Input records:

:::

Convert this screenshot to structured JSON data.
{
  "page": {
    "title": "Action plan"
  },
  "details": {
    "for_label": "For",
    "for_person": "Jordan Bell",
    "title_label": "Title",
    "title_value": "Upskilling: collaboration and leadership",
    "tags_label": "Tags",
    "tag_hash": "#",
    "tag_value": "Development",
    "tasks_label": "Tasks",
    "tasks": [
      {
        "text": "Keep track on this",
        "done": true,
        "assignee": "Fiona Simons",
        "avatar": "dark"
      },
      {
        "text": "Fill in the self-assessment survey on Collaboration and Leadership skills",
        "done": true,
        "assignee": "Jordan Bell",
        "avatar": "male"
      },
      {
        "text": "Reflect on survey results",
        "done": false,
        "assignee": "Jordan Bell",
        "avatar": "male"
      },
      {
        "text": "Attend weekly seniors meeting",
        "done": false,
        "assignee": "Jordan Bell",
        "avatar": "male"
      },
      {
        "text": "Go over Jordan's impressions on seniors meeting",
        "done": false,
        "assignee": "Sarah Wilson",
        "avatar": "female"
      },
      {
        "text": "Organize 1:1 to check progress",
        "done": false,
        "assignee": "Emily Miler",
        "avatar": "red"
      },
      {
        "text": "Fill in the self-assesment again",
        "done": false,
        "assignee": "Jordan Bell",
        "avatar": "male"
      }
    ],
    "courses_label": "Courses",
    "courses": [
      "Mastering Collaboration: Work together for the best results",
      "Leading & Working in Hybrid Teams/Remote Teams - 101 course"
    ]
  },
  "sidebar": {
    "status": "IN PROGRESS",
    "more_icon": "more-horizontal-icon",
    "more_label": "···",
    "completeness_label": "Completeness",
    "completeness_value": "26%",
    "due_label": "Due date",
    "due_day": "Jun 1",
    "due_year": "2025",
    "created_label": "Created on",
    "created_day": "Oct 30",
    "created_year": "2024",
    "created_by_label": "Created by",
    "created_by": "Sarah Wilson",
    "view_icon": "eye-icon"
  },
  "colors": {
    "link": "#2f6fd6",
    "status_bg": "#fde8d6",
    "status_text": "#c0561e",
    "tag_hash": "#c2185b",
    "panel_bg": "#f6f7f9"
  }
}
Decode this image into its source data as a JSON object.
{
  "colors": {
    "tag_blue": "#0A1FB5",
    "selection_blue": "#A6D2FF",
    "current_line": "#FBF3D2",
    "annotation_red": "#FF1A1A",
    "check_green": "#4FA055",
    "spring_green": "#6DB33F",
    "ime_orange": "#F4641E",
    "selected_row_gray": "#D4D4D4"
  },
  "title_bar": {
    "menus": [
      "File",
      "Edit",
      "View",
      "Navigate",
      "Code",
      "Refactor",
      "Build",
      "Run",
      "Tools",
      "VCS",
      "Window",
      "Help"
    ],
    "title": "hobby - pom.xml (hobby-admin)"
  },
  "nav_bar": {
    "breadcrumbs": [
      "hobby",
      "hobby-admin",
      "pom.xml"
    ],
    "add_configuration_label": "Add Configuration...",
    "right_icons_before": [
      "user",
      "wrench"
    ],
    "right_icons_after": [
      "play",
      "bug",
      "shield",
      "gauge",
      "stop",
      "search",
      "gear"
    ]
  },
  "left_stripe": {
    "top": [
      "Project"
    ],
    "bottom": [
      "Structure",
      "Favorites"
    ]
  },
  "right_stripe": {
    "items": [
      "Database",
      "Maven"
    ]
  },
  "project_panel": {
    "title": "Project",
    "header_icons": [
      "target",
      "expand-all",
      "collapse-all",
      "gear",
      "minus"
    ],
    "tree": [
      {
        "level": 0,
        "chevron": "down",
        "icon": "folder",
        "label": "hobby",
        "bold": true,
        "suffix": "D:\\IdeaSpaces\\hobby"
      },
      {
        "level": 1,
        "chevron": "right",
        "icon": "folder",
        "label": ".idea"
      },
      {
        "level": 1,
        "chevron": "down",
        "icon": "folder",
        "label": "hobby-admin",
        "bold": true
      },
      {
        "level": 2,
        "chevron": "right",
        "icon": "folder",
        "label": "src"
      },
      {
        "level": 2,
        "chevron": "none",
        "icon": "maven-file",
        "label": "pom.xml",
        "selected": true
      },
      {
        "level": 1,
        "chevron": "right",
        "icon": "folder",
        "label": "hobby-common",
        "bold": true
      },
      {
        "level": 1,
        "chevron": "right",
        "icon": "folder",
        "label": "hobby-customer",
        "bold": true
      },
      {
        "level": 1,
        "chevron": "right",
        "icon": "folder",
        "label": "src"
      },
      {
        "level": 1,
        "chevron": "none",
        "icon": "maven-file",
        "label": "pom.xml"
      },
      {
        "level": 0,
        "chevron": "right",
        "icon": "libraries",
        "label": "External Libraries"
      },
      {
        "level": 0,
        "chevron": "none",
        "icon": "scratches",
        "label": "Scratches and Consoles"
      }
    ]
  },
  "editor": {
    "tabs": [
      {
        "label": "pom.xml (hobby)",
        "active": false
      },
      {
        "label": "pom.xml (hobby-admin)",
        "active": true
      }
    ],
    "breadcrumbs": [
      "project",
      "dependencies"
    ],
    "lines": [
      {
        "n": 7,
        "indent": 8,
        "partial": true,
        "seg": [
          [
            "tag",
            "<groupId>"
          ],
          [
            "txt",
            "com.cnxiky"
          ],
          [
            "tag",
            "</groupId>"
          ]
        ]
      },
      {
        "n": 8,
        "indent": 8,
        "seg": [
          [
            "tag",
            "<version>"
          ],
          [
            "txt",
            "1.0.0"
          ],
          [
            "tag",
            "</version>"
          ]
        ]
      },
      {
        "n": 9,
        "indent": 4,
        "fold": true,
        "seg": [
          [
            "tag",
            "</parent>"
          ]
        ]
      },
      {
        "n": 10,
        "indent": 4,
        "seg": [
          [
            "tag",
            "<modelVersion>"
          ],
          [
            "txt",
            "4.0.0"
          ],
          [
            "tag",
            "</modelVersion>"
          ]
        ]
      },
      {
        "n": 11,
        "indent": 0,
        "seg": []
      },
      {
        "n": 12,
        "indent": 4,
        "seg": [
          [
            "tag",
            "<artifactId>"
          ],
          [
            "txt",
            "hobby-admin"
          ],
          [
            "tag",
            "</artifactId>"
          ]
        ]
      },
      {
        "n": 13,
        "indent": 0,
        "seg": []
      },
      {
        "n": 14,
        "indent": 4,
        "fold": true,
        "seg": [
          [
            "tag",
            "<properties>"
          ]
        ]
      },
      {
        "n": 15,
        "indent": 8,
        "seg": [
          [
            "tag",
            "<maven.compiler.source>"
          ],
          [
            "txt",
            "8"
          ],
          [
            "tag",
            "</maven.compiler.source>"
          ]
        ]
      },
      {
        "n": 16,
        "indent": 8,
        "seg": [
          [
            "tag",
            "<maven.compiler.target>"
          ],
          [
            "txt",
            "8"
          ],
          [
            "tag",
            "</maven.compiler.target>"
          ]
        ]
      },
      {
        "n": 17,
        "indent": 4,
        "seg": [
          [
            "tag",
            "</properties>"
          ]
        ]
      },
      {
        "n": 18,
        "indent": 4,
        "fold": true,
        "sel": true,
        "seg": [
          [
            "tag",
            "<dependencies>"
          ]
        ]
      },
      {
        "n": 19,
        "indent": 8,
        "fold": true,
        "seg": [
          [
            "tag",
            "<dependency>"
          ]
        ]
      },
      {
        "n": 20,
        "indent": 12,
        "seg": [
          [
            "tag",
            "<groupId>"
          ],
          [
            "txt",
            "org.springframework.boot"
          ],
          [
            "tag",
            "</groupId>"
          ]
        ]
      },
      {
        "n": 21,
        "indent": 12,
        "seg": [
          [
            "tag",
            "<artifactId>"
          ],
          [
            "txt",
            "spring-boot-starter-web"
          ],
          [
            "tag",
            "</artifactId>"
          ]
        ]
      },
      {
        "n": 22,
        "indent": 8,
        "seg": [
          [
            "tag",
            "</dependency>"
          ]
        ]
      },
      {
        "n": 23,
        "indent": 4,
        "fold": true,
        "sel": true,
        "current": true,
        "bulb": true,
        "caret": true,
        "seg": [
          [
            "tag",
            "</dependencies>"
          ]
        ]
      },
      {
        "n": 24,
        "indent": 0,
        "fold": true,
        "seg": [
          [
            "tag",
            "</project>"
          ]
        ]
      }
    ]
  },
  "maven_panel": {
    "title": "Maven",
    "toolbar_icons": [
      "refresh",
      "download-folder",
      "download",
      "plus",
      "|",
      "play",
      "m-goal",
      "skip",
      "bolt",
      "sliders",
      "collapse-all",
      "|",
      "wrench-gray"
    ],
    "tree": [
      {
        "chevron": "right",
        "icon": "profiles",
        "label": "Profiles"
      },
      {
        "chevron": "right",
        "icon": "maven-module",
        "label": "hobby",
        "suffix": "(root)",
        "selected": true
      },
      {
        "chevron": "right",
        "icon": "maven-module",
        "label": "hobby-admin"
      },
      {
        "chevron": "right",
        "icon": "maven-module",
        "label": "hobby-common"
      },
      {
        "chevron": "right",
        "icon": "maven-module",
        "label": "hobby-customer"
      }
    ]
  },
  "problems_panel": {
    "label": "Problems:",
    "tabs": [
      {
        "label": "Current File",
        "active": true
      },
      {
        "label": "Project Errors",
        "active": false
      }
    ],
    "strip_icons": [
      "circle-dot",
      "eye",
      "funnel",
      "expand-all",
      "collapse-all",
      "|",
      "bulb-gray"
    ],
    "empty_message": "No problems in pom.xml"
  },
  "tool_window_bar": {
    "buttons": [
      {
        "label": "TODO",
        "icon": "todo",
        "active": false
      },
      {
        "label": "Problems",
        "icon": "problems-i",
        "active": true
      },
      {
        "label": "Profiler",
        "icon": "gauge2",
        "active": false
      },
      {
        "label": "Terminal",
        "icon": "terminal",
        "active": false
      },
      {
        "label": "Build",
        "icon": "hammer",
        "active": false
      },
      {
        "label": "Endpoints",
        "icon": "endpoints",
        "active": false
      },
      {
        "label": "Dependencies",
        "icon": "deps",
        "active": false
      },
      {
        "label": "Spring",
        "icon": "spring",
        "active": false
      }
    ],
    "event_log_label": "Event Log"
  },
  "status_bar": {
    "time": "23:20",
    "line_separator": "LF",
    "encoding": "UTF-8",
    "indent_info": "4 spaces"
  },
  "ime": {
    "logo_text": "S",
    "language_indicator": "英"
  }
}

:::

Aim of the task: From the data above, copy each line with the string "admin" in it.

Your solution:
    "title": "hobby - pom.xml (hobby-admin)"
      "hobby-admin",
        "label": "hobby-admin",
        "label": "pom.xml (hobby-admin)",
            "hobby-admin"
        "label": "hobby-admin"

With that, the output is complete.